Problem description:
The response must consist of all the records, retyped exactly.

Data for review:
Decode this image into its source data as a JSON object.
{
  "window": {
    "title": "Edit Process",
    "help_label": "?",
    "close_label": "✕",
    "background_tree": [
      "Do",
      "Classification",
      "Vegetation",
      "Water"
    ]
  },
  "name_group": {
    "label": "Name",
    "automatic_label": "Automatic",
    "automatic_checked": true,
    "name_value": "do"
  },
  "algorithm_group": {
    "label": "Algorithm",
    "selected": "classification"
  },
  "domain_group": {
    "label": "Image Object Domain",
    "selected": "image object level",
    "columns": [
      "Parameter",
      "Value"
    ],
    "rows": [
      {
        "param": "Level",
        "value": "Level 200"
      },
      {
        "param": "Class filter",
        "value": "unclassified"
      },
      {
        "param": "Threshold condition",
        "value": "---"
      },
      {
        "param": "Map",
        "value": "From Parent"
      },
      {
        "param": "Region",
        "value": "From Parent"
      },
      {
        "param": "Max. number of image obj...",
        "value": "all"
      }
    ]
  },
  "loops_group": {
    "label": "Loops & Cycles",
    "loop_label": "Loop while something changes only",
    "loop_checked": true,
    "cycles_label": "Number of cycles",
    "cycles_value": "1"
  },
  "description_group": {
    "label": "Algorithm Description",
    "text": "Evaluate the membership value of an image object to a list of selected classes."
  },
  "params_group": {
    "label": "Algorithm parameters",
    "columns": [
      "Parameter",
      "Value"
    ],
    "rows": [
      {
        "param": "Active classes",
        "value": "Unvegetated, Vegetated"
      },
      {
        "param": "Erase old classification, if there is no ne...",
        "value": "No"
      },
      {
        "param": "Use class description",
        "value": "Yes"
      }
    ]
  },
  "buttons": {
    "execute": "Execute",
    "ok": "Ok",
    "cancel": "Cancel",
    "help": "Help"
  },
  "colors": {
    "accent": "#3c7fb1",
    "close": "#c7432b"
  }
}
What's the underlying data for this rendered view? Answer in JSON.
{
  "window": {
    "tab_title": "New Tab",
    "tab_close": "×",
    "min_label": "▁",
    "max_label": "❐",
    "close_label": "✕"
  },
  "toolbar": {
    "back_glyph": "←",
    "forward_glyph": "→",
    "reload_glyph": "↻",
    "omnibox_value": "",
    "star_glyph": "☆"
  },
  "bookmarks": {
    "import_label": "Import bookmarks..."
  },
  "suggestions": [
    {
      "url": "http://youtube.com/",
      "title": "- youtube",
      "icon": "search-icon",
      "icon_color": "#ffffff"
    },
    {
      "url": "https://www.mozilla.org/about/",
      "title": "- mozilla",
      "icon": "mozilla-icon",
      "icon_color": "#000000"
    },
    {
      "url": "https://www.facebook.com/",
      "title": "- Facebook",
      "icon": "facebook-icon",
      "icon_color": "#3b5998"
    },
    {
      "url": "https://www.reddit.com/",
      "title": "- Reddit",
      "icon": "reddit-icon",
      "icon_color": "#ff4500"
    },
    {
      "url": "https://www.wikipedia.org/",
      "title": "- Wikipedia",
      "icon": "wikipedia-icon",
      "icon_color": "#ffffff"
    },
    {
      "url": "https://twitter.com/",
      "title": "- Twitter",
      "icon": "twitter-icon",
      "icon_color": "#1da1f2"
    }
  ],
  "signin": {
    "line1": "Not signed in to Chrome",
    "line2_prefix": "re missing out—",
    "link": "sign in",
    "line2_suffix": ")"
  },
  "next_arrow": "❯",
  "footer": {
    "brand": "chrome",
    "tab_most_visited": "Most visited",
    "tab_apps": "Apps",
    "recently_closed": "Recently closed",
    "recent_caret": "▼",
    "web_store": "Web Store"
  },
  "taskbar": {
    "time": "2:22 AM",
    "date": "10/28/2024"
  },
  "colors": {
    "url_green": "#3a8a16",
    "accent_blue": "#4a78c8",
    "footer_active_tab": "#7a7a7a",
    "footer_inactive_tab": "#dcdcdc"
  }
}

Reply to the task:
Decode this image into its source data as a JSON object.
{
  "window": {
    "title": "Edit Process",
    "help_label": "?",
    "close_label": "✕",
    "background_tree": [
      "Do",
      "Classification",
      "Vegetation",
      "Water"
    ]
  },
  "name_group": {
    "label": "Name",
    "automatic_label": "Automatic",
    "automatic_checked": true,
    "name_value": "do"
  },
  "algorithm_group": {
    "label": "Algorithm",
    "selected": "classification"
  },
  "domain_group": {
    "label": "Image Object Domain",
    "selected": "image object level",
    "columns": [
      "Parameter",
      "Value"
    ],
    "rows": [
      {
        "param": "Level",
        "value": "Level 200"
      },
      {
        "param": "Class filter",
        "value": "unclassified"
      },
      {
        "param": "Threshold condition",
        "value": "---"
      },
      {
        "param": "Map",
        "value": "From Parent"
      },
      {
        "param": "Region",
        "value": "From Parent"
      },
      {
        "param": "Max. number of image obj...",
        "value": "all"
      }
    ]
  },
  "loops_group": {
    "label": "Loops & Cycles",
    "loop_label": "Loop while something changes only",
    "loop_checked": true,
    "cycles_label": "Number of cycles",
    "cycles_value": "1"
  },
  "description_group": {
    "label": "Algorithm Description",
    "text": "Evaluate the membership value of an image object to a list of selected classes."
  },
  "params_group": {
    "label": "Algorithm parameters",
    "columns": [
      "Parameter",
      "Value"
    ],
    "rows": [
      {
        "param": "Active classes",
        "value": "Unvegetated, Vegetated"
      },
      {
        "param": "Erase old classification, if there is no ne...",
        "value": "No"
      },
      {
        "param": "Use class description",
        "value": "Yes"
      }
    ]
  },
  "buttons": {
    "execute": "Execute",
    "ok": "Ok",
    "cancel": "Cancel",
    "help": "Help"
  },
  "colors": {
    "accent": "#3c7fb1",
    "close": "#c7432b"
  }
}
What's the underlying data for this rendered view? Answer in JSON.
{
  "window": {
    "tab_title": "New Tab",
    "tab_close": "×",
    "min_label": "▁",
    "max_label": "❐",
    "close_label": "✕"
  },
  "toolbar": {
    "back_glyph": "←",
    "forward_glyph": "→",
    "reload_glyph": "↻",
    "omnibox_value": "",
    "star_glyph": "☆"
  },
  "bookmarks": {
    "import_label": "Import bookmarks..."
  },
  "suggestions": [
    {
      "url": "http://youtube.com/",
      "title": "- youtube",
      "icon": "search-icon",
      "icon_color": "#ffffff"
    },
    {
      "url": "https://www.mozilla.org/about/",
      "title": "- mozilla",
      "icon": "mozilla-icon",
      "icon_color": "#000000"
    },
    {
      "url": "https://www.facebook.com/",
      "title": "- Facebook",
      "icon": "facebook-icon",
      "icon_color": "#3b5998"
    },
    {
      "url": "https://www.reddit.com/",
      "title": "- Reddit",
      "icon": "reddit-icon",
      "icon_color": "#ff4500"
    },
    {
      "url": "https://www.wikipedia.org/",
      "title": "- Wikipedia",
      "icon": "wikipedia-icon",
      "icon_color": "#ffffff"
    },
    {
      "url": "https://twitter.com/",
      "title": "- Twitter",
      "icon": "twitter-icon",
      "icon_color": "#1da1f2"
    }
  ],
  "signin": {
    "line1": "Not signed in to Chrome",
    "line2_prefix": "re missing out—",
    "link": "sign in",
    "line2_suffix": ")"
  },
  "next_arrow": "❯",
  "footer": {
    "brand": "chrome",
    "tab_most_visited": "Most visited",
    "tab_apps": "Apps",
    "recently_closed": "Recently closed",
    "recent_caret": "▼",
    "web_store": "Web Store"
  },
  "taskbar": {
    "time": "2:22 AM",
    "date": "10/28/2024"
  },
  "colors": {
    "url_green": "#3a8a16",
    "accent_blue": "#4a78c8",
    "footer_active_tab": "#7a7a7a",
    "footer_inactive_tab": "#dcdcdc"
  }
}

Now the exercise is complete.